Brent and I took a taxi back to our hotel to tell our big kids what was going on. Brent was going to shower and go back to the hospital for the night. (They only allowed one parent to stay, and it was decided that the one who went to medical school was the best choice), and I prepared our big kids to fly back without us the next day since they were saying Ezra would need to stay 2-3 nights. Before Brent went back to the hospital, the five of us huddled together to pray. Brent tried to start the prayer but his voice failed. He couldn’t get a word out. Instead, our daughter Ella prayed for our little boy who was scared and worried.
Brent taxied to the airport. And after a mostly sleepless night, the next morning, they told Ezra he could leave after all. Brent and Ezra made it to the airport just in time for our flight.

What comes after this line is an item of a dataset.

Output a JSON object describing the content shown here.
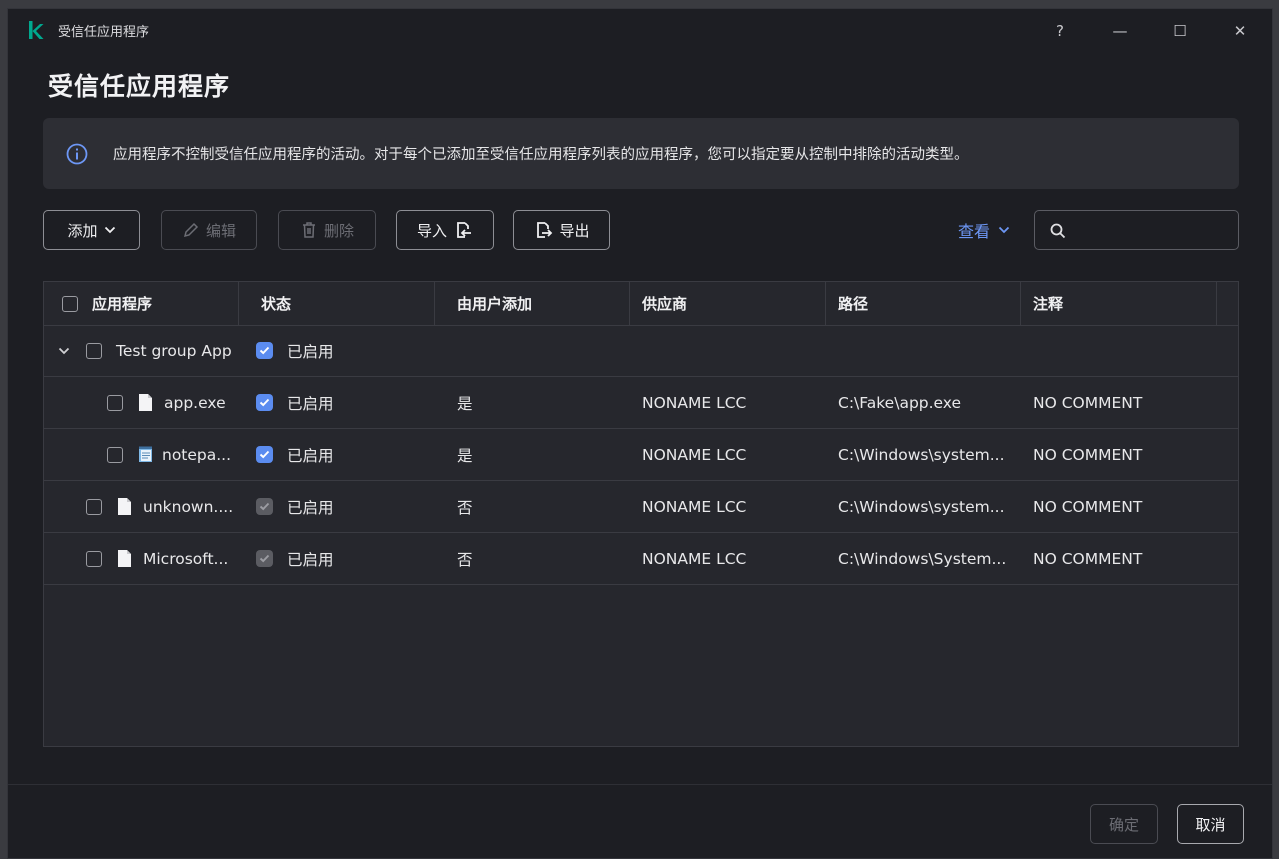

As we were stopped for a layover, Ezra and I discussed the way we saw God show up during that scary 24-hour period. We retold the story to each other…How the doctor fought for us and the radiologist was available on his day off. How the patient rep who worked at the hospital was Canadian so she could speak English and guide us through what was going on. We talked about the airport employee, appearing out of nowhere with a wheelchair and helping us quickly move through all of the airport hurdles. We talked about Julissa, the woman who worked at our hotel who we had befriended at the beginning of the week who became my contact as I was trying to possibly lengthen our stay if we had had to remain in Mexico, but she turned out to be a fervent prayer warrior and her little church prayed for us. All of God’s provisions laid out like a road map as we named them.
It’s our privilege and obligation to stop and remember God’s deliverance. We need to list these moments and remind each other that God was there all along. The Jews understood this better than just about anyone. God commanded that they have festivals and feasts for this very reason—to remember that God sees the Big Picture but He’s also in the little details. And every time we stop and remember what He’s done, we’re compelled to thank Him and worship Him.